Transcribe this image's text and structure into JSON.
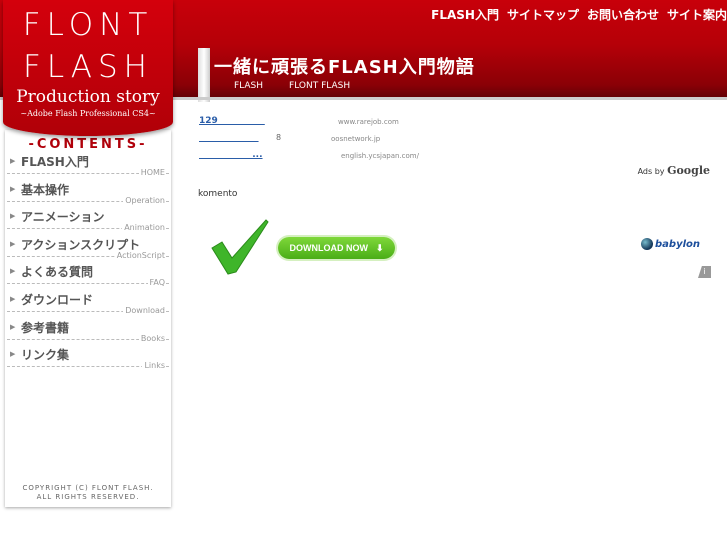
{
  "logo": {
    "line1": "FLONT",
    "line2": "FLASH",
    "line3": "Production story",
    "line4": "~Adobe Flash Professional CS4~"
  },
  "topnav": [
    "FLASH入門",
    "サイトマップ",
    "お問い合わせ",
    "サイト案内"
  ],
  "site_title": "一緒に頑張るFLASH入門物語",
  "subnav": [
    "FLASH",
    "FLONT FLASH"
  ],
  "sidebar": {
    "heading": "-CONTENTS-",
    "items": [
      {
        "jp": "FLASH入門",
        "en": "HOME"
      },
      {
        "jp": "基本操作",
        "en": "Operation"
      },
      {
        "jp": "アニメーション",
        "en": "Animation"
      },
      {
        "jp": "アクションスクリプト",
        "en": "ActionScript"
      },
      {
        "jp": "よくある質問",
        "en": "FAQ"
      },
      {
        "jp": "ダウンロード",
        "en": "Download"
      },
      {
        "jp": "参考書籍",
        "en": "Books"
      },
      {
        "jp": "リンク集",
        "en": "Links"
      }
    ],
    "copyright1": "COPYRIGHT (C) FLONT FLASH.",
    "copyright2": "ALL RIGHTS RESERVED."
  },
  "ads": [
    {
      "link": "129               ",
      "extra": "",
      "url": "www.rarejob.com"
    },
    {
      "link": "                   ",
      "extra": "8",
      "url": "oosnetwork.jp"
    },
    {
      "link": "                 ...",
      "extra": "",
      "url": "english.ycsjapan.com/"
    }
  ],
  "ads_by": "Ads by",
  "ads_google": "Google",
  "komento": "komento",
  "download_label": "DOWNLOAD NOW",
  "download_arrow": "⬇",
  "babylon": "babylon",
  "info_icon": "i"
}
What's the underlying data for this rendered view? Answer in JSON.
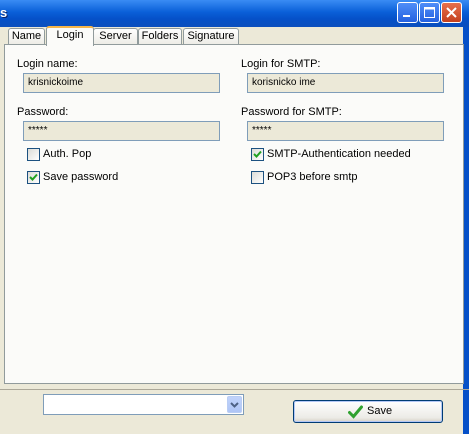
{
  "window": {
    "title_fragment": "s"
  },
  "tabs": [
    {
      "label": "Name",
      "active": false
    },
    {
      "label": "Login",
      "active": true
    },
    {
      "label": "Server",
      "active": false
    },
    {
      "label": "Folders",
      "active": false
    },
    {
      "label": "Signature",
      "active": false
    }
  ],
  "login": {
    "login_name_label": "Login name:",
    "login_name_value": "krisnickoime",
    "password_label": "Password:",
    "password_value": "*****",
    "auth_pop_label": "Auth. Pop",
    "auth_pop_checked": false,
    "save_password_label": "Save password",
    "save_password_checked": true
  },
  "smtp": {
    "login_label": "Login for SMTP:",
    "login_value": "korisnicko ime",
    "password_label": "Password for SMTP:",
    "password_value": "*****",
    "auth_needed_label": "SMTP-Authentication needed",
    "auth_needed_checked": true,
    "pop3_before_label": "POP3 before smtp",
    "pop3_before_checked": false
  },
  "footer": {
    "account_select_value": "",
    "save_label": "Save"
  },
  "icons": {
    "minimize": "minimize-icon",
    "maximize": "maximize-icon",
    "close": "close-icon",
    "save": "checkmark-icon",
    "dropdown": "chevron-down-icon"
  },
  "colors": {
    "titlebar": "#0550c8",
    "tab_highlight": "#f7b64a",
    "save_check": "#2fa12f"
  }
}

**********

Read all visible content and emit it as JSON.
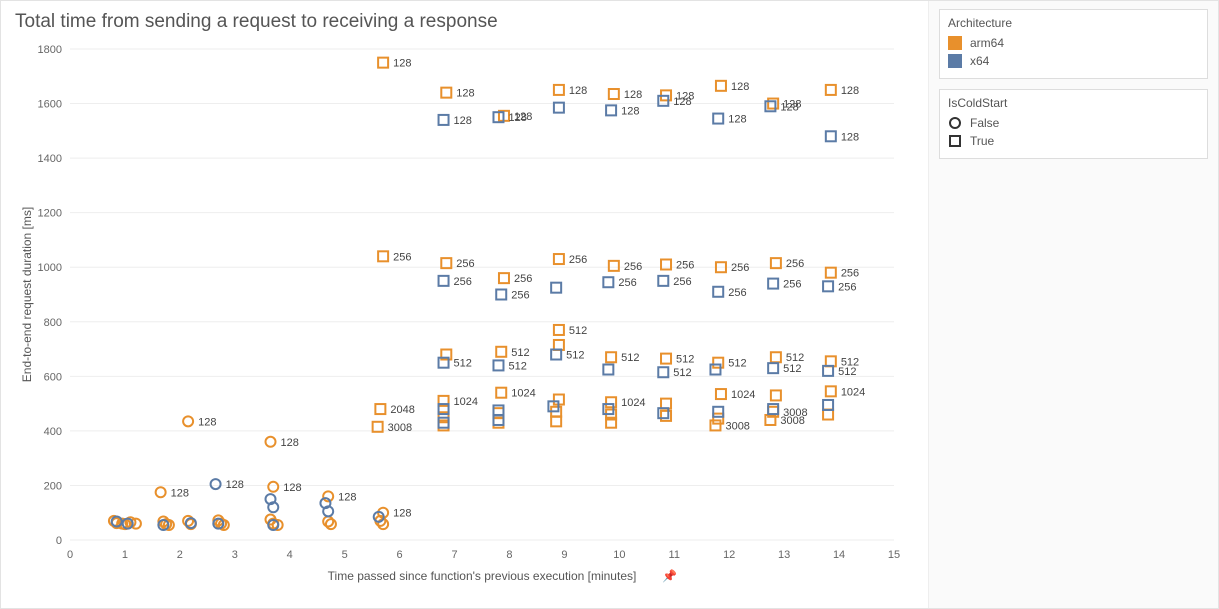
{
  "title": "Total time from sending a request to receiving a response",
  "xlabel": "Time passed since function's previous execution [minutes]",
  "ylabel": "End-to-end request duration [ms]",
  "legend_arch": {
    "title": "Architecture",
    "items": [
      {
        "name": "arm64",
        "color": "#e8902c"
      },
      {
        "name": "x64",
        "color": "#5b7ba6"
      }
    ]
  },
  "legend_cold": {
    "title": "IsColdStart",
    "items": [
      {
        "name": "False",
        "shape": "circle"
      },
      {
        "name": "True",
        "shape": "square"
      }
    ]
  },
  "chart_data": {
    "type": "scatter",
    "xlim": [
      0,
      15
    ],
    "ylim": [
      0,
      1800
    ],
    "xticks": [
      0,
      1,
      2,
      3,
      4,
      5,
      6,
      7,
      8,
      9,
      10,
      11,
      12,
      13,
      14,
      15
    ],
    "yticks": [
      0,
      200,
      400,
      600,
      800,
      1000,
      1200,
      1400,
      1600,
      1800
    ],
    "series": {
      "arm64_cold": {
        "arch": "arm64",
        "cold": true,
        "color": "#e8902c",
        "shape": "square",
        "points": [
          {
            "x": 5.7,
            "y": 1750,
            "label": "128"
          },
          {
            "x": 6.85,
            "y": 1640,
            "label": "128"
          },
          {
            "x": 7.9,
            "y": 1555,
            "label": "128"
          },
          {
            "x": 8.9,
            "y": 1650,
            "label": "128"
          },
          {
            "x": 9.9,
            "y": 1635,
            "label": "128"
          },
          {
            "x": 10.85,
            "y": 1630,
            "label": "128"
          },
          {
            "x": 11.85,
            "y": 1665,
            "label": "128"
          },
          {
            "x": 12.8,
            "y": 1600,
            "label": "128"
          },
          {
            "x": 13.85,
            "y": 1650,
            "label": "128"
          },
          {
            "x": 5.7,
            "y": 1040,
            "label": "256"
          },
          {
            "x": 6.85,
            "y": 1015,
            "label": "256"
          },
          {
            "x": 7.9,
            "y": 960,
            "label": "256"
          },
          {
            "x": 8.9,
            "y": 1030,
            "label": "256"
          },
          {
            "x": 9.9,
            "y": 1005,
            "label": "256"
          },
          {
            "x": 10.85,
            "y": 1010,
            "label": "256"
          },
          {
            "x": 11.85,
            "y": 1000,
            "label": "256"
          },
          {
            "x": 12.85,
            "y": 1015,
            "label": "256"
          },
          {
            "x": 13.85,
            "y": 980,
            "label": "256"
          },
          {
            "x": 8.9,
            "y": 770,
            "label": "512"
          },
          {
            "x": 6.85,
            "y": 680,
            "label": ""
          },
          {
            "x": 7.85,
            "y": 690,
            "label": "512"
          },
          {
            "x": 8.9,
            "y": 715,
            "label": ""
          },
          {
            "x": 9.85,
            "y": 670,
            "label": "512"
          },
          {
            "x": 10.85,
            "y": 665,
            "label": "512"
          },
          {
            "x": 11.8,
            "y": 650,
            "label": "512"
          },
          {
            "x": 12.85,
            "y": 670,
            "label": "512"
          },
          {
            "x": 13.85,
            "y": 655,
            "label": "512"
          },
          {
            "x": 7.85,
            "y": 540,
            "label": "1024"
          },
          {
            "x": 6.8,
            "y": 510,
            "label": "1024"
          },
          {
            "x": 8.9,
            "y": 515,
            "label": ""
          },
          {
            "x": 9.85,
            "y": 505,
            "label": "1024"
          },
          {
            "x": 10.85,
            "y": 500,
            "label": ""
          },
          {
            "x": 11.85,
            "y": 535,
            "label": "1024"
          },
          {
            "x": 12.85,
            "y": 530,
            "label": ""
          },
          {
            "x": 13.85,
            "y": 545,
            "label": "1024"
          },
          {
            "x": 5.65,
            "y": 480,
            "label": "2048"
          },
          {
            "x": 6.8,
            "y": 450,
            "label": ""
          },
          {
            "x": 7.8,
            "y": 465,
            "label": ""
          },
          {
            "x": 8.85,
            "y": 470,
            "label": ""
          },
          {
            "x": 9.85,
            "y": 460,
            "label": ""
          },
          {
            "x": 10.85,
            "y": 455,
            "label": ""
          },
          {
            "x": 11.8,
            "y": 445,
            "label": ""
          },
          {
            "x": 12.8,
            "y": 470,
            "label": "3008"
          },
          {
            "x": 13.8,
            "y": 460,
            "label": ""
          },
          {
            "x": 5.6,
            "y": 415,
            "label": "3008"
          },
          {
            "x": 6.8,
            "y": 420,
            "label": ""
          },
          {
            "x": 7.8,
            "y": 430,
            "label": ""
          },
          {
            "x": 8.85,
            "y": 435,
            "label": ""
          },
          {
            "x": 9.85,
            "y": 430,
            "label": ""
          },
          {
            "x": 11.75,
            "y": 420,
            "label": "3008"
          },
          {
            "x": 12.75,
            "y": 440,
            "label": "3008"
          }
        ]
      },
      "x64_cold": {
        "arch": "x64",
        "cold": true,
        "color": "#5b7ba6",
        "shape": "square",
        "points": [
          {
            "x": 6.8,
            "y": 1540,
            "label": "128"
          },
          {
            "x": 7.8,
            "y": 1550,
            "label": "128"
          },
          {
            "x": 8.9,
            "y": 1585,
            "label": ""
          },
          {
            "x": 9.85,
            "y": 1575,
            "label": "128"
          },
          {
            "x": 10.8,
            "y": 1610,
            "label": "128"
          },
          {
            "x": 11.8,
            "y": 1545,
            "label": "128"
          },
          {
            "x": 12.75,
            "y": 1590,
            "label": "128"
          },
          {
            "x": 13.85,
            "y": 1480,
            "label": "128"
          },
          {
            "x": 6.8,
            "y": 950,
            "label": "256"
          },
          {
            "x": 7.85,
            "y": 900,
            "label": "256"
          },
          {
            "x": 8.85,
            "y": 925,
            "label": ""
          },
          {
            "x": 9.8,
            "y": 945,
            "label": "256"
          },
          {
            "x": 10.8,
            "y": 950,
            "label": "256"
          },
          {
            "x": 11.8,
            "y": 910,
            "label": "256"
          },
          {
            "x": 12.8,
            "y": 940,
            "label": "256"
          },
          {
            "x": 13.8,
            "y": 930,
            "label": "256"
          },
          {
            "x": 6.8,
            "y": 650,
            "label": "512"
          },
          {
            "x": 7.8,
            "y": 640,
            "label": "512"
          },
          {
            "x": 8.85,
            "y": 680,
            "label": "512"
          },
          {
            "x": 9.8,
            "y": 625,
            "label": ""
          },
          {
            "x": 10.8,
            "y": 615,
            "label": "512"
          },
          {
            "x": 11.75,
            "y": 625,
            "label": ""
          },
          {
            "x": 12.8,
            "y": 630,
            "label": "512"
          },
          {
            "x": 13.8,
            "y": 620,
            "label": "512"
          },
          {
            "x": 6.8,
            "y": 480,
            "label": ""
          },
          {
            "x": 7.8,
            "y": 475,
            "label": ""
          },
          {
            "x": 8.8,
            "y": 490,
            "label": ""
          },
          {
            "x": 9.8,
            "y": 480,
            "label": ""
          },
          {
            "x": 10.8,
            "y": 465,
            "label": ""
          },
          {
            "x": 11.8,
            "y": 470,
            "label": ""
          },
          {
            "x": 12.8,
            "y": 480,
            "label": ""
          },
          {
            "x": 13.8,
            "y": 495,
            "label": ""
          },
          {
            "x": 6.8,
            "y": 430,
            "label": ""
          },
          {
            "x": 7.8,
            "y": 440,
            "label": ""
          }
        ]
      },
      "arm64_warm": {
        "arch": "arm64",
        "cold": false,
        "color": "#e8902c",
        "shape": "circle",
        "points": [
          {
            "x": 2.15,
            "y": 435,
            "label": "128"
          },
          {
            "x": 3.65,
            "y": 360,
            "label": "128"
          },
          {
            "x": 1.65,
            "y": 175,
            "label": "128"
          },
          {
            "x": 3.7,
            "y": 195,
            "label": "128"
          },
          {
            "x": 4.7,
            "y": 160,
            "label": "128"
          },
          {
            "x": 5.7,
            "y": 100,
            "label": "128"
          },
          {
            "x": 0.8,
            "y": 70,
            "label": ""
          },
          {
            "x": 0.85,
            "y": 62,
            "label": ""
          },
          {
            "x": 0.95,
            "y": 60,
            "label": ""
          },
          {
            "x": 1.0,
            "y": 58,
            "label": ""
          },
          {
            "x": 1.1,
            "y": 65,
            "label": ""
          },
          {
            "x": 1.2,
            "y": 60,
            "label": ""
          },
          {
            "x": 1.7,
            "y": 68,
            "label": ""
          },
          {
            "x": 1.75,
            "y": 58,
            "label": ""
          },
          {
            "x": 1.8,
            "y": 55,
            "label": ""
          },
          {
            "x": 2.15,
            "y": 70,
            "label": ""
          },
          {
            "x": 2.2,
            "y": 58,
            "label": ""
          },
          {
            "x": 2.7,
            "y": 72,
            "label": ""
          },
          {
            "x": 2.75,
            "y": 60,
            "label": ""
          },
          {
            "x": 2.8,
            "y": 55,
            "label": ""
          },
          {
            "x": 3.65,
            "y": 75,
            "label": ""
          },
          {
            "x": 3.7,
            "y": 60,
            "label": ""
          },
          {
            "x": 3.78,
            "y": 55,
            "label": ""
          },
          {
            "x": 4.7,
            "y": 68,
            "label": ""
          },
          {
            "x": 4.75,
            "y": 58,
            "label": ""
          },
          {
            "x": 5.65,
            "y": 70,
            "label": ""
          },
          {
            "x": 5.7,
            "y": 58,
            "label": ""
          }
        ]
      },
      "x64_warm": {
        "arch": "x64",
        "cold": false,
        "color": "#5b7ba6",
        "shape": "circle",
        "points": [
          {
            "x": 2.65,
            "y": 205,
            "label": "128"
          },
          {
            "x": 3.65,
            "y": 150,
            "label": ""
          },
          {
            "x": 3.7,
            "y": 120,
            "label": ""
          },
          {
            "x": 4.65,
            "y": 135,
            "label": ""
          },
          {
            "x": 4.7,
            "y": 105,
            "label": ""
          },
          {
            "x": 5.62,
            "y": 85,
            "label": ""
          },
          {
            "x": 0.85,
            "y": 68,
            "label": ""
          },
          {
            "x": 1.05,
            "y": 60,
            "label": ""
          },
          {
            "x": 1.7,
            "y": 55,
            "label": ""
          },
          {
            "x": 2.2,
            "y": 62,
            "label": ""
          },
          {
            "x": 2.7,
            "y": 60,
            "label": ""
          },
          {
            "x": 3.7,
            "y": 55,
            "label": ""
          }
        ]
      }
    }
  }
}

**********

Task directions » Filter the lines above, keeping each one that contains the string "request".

Answer area »
  "title": "Total time from sending a request to receiving a response",
  "ylabel": "End-to-end request duration [ms]",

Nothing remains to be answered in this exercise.